As part of the application, the judge will examine Barnet Council’s decision to award a £320m contract to Capita, which would see Capita running Barnet’s new support and customer service organisation (NSCSO). The contract has a number of service areas within its scope, including the council’s call centre, IT infrastructure and support, corporate procurement, customer services and finance and payroll. According to the Council, the contract is expected to save £120m over its 10-year term.
The signing of the deal, which was originally due to take place in January 2013, will now be delayed until the outcome of the application for a judicial review is known in late March 2013.
Another contract, titled the ‘Development and Regulatory Services (DRS) project’, was originally expected to be awarded in early January and will see either Capita or EC Harris win a 10-year £275m contract to run the council’s transport and environmental health services.
Regarding the impact the legal proceedings will have on the two “live” contracts, a council spokesman said, “Considering the court date, we have to do what’s practical so we’re now looking at a start date for the NSCSO in May, subject to the court’s decision and timing.”
He added, “We’ve delayed the decision making process for the DRS contract until after the court makes a decision”.
If the judicial review does not go ahead, it is understood that a supplier for the DRS contract would be chosen in May and then, following an Alcatel period- a contractual breathing space of at least ten days – the contract would be implemented in June or July.
The application for a judicial review, which was submitted on behalf of 67 year old disabled resident Maria Nash, argues that neither contract is legal because the council failed to comply with statutory guidance which places an obligation on the local authority to fully consult all stakeholders, including residents, voluntary organisations and businesses.

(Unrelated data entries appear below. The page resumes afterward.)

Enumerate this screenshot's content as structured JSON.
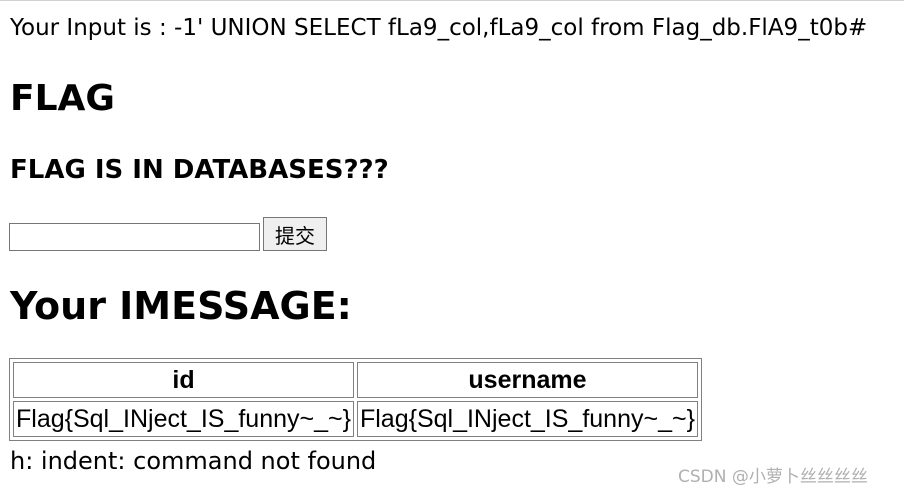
{
  "input_echo": "Your Input is : -1' UNION SELECT fLa9_col,fLa9_col from Flag_db.FlA9_t0b#",
  "heading_flag": "FLAG",
  "heading_hint": "FLAG IS IN DATABASES???",
  "form": {
    "input_value": "",
    "submit_label": "提交"
  },
  "heading_message": "Your IMESSAGE:",
  "table": {
    "headers": [
      "id",
      "username"
    ],
    "rows": [
      [
        "Flag{Sql_INject_IS_funny~_~}",
        "Flag{Sql_INject_IS_funny~_~}"
      ]
    ]
  },
  "error_line": "h: indent: command not found",
  "watermark": "CSDN @小萝卜丝丝丝丝"
}
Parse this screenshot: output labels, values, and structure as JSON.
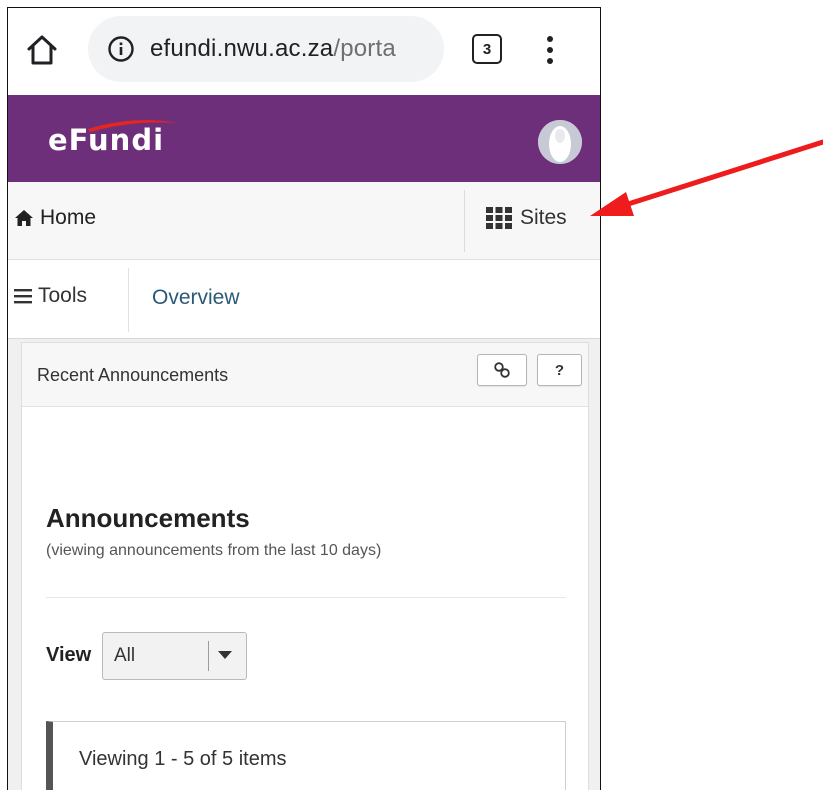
{
  "browser": {
    "url_main": "efundi.nwu.ac.za",
    "url_rest": "/porta",
    "tab_count": "3",
    "icons": {
      "home": "home-icon",
      "info": "info-icon",
      "menu": "more-vert-icon"
    }
  },
  "header": {
    "logo_text": "eFundi",
    "brand_color": "#6e2f7a",
    "accent_color": "#e52521"
  },
  "nav": {
    "home_label": "Home",
    "sites_label": "Sites"
  },
  "tools_bar": {
    "tools_label": "Tools",
    "overview_label": "Overview"
  },
  "portlet": {
    "title": "Recent Announcements",
    "help_label": "?",
    "heading": "Announcements",
    "subheading": "(viewing announcements from the last 10 days)",
    "view_label": "View",
    "view_selected": "All",
    "items_text": "Viewing 1 - 5 of 5 items"
  },
  "annotation": {
    "arrow_color": "#ee1c1c"
  }
}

The case is also based on claims that the council “unlawfully denied a legitimate expectation that the London Borough of Barnet would carry out consultations with its stakeholders”, “failed to discharge its public sector equality duty”, “failed to discharge its fiduciary duty”, and breached the council’s obligation “to award the NSCSO to the tenderer submitting the most economically advantageous tender.”
Speaking to Government Computing, Gerald Shamash of Steel & Shamash, the solicitor acting for the claimant Maria Nash, said, “The strongest point is that the council failed to consult. They will argue that they have- or don’t need to- but the truth is that this is such a big contract, and they just can’t have done.
“We’re going to have a pretty good run on this. We want to see the contract, who the council consulted, and what that consultation meant.
“They have to consult. If they haven’t, then they have to go back and do the job properly across the borough. Once they’ve done that, and if it’s a meaningful consultation, it may show that residents agree with the contract. If the people of Barnet want this we accept that, but it has to be done properly and it has to be meaningful.
“We haven’t done this just for the heck of it. Public money is being spent on this [legal case]. But the scale of it is so huge, and it is changing the democratic relationship between residents and who they vote for.
“If we were to win on the consultation point, that would change the landscape across the country…there have been other cases like this in Cornwall and Suffolk, but the point for us is that nothing has been done on this scale.”
Whatever the outcome, the case may have wider implications for local authorities considering outsourcing services to private sector providers to address cuts in central government spending.
Barnet Council is not the only local authority to run into controversy regarding large outsourcing contracts.
In December 2012 Cornwall Council voted to abandon a full ‘joint venture’ with BT, opting instead for only part of the initial plan to go ahead. In their original form, the proposals were responsible for months of political instability, with the deputy leader of the council resigning, the leader being ousted after losing a confidence vote, and one of the bidders for the contract pulling out.
Andrew Wallis, Independent Councillor at Cornwall Council, said, “I look forward to the outcome of this case, as it could have far reaching ramifications for any local authority in how it carries out its business. Either way, I feel any large-scale plan to outsource council services must have the full support of its residents. Without it, I believe it does not have the legitimate power to carry out this course of action.”